See One of the First Climate Models

May 21st, 2015 by Adam Voiland

Columbia University climate scientist Kátia Fernandes appeared on the cover of the 2014 Climate Models wall calendar. The calendar, dreamed up by two science writers at Columbia University, offered a fresh look on the meaning of the term ‘climate model.” Read more about the calendar from AGU’s Plainspoken Scientist blog. Image credit: Charlie Naebeck.

Based on email and social media comments we receive, climate models are one of the least understood and most maligned tools used by Earth scientists.

What is a climate model? Putting aside the scientists from the Lamont-Doherty Earth Observatory who posed for a climate model calendar in 2014 (cover above), climate models are simply mathematical representations of Earth’s climate that are based on fundamental physical, biological, and chemical laws and theories. As NOAA explained in a story about the first general circulation model to include both the ocean and atmosphere, scientists divide the planet into a three-dimensional grid, use computers to solve the equations, and then evaluate the results when they “run” a climate model. As the story noted: “Models calculate winds, heat transfer, radiation, relative humidity, and surface hydrology within each grid and evaluate interactions with neighboring points.” The illustration below should help you visualize how the grids are laid out and some of the physical processes models include.


Image credit: NOAA

One of the first general circulation models was developed at Lawrence Livermore National Laboratory by Cecil “Chuck” Leith in the early 1960s. Unlike the NOAA model mentioned above, Leith’s model only simulated the atmosphere. What make Leith’s work so remarkable was that he was the first to produce a computer animation based on the model output. Watch the video below to see how these wobbling yet compelling animations looked.

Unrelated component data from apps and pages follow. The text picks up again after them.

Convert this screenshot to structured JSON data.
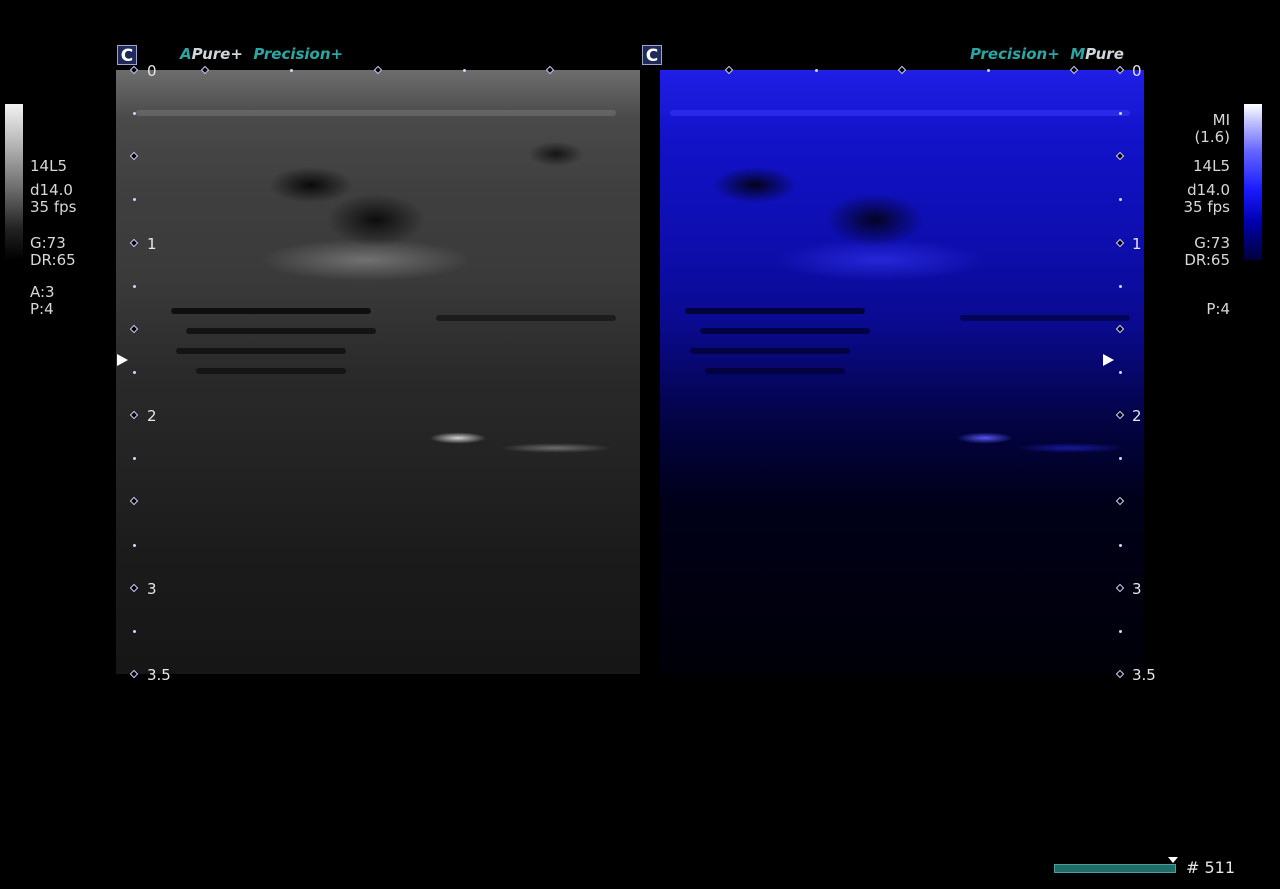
{
  "left_panel": {
    "badge": "C",
    "mode_a": "A",
    "mode_pure": "Pure+",
    "mode_precision": "Precision+",
    "info": {
      "probe": "14L5",
      "depth": "d14.0",
      "fps": "35 fps",
      "gain": "G:73",
      "dr": "DR:65",
      "a": "A:3",
      "p": "P:4"
    }
  },
  "right_panel": {
    "badge": "C",
    "mode_precision": "Precision+",
    "mode_m": "M",
    "mode_pure": "Pure",
    "info": {
      "mi": "MI",
      "mi_value": "(1.6)",
      "probe": "14L5",
      "depth": "d14.0",
      "fps": "35 fps",
      "gain": "G:73",
      "dr": "DR:65",
      "p": "P:4"
    }
  },
  "depth_scale": {
    "labels": [
      "0",
      "1",
      "2",
      "3",
      "3.5"
    ]
  },
  "cine": {
    "frame": "# 511",
    "position": 0.94
  },
  "colors": {
    "mode_accent": "#2aa7a3",
    "tint_right": "#1a1aff"
  },
  "icons": {
    "focus": "triangle-right-icon",
    "tick": "diamond-icon"
  }
}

From the very beginning, Leith’s animations attracted attention. “The one that I have is essentially a polar projection of the Northern Hemisphere, and you can see the patterns moving in mid-latitudes,” Leith explained during an oral history interview conducted by the American Institute of Physics. “I did it just because I knew we could do it, it would be interesting to look at, but it was almost too interesting. Whenever I’d go anywhere and give a talk about what I was doing, I would show the film and everybody was fascinated by the film, and they didn’t care what I said about the technical aspects of the model, as far as I could tell. And, in fact, Smagorinsky (another pioneer of climate modeling and the first director of NOAA) used to chide me about it a little bit. He says: ‘That’s just big plan showmanship. There’s no science there.’ But they started making movies too.” You can read more about Leith’s animation from Climate Central.

If the animation makes you curious about the history of climate modeling, try this chapter of Spencer Weart’s excellent book “The Discovery of Global Warming,” as well as this excerpt from Warren Washington’s autobiography “Odyssey in Climate Modeling, Global Warming, and Advising Five Presidents.” And if you’re looking for a more current take on climate models, how they work, and how they can be useful, see Motherboard’s new story and video profile (below) of NASA’s Goddard Institute for Space Studies (GISS). Finally, the TED talk by GISS Director Gavin Schmidt about models and the emergent patterns of climate change is well worth the twelve minutes.

The following is a statement from NASA Administrator Charles Bolden on the House of Representatives’ NASA authorization bill:

“The NASA authorization bill making its way through the House of Representatives guts our Earth science program and threatens to set back generations worth of progress in better understanding our changing climate, and our ability to prepare for and respond to earthquakes, droughts, and storm events.

NASA leads the world in the exploration of and study of planets, and none is more important than the one on which we live.

In addition, the bill underfunds the critical space technologies that the nation will need to lead in space, including on our journey to Mars.”